For the fourth year in a row, the ADL has held a Passover seder for the schools in Los Angeles Unified School District (LAUSD) that participate in Children of the Dream, a program that brings Ethiopian Israelis to L.A. and L.A. inner-city students to Israel, to promote interethnic dialogue and understanding.

A world-renowned program that has been highly successful since its inception in 1992, the ADL initiated the seders to expand on the common theme of oppression. This year’s seder was held on March 23 at Temple Israel of Hollywood, where Rabbi John L. Rosove, playing an African hand drum, and Cantor Aviva Rosenbloom, on guitar, led the service.

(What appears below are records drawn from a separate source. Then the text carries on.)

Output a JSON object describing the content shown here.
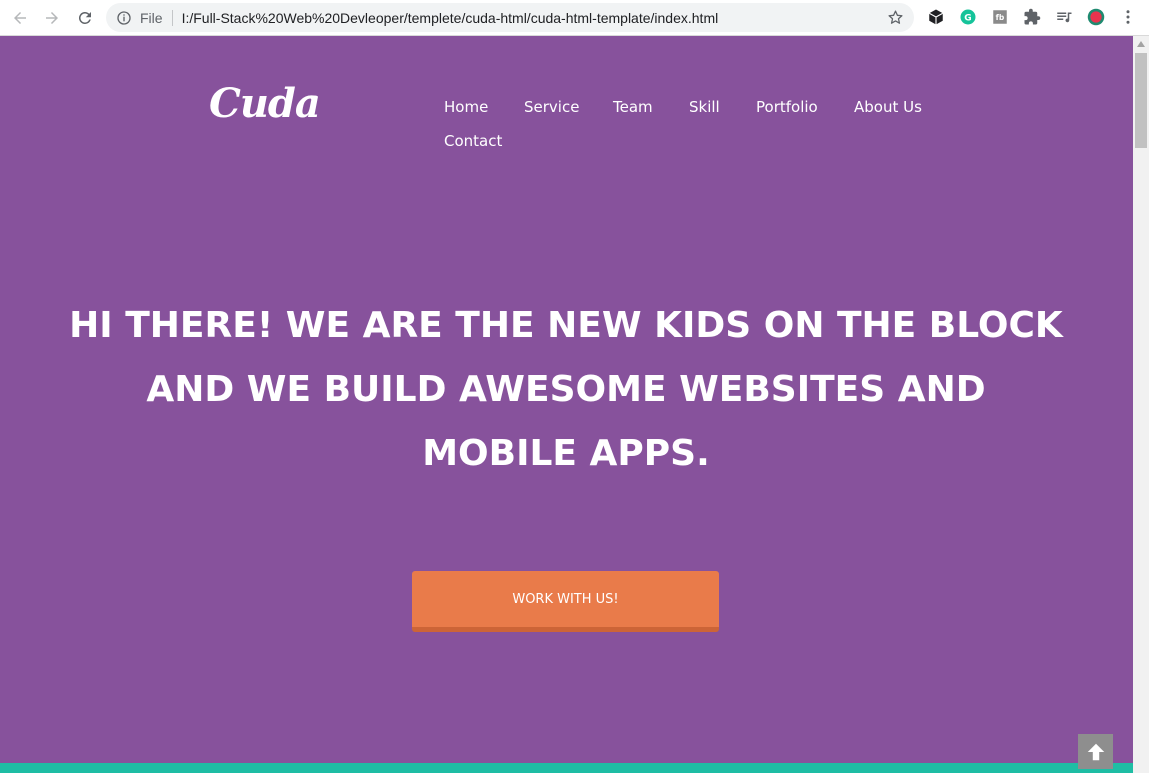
{
  "browser": {
    "file_label": "File",
    "url": "I:/Full-Stack%20Web%20Devleoper/templete/cuda-html/cuda-html-template/index.html",
    "icons": [
      "back-arrow-icon",
      "forward-arrow-icon",
      "reload-icon",
      "info-icon",
      "star-icon",
      "box-extension-icon",
      "grammarly-icon",
      "fb-extension-icon",
      "puzzle-extensions-icon",
      "media-queue-icon",
      "profile-avatar-icon",
      "kebab-menu-icon"
    ]
  },
  "site": {
    "logo": "Cuda",
    "nav": [
      "Home",
      "Service",
      "Team",
      "Skill",
      "Portfolio",
      "About Us",
      "Contact"
    ],
    "hero_lines": [
      "HI THERE! WE ARE THE NEW KIDS ON THE BLOCK",
      "AND WE BUILD AWESOME WEBSITES AND",
      "MOBILE APPS."
    ],
    "cta_label": "WORK WITH US!"
  },
  "colors": {
    "hero_background": "#87529c",
    "cta_background": "#e97b4a",
    "footer_band": "#1ebda4",
    "back_to_top": "#8e8e8e"
  }
}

Also at the head table, under the big blue banner of the ADL, was Speaker of the Assembly Antonio Villaraigosa; David A. Lehrer, ADL regional director; Howard Sherwood, an ADL board member; William S. Lambert, Children of the Dream’s founder; and the elegant Dr. Gloria Haithman, Spiritual Assembly leader of the Baha’is of L.A., who appealed to the multicultural crowd with her own story of repression.

Participating LAUSD schools were the Downtown Business Magnet, Los Angeles and Sherman Oaks Centers for Enriched Studies, Bravo Medical Magnet, and Jefferson, Jordan, Kennedy, Hamilton, Crenshaw and Venice high schools, along with a local Catholic school, Sacred Heart. The Hamilton High contingent brought along the school’s magnificent Gospel Choir.

“I truly believe that all students should participate in some kind of multicultural activity,” says Patricia Bayard, a social studies teacher at Crenshaw, who was sitting with Freeman and two of her other students. This is Bayard’s second seder, and although she still hasn’t gotten used to the matzo crumbling into tiny bits every time she takes a bite, she believes this kind of event promotes a better understanding among diverse groups. “It isn’t a lecture, but a chance to hear, to observe different things,” she says. “Some students are too shy [to participate], but they do observe, and it makes a difference.”

Junior Angela Norris, 17, a student in Crenshaw’s gifted magnet, believes the interchange of races and faiths is a good one, but she wouldn’t mind if people came to her neck of the woods, too. “I think it helps; I think everything with other cultures helps,” says Norris, who had never attended a Jewish holiday service. “It’s good for me to come here. [I have] a better understanding of their culture, the same as if they went to my church, they’d have a better understanding of mine.”

ADL take note: Next year in South Central.

For more information about the Children of the Dream program, call Bette Weinberg at the ADL, (310) 446-8000.Charlotte Hildebrand Harjo, Staff Writer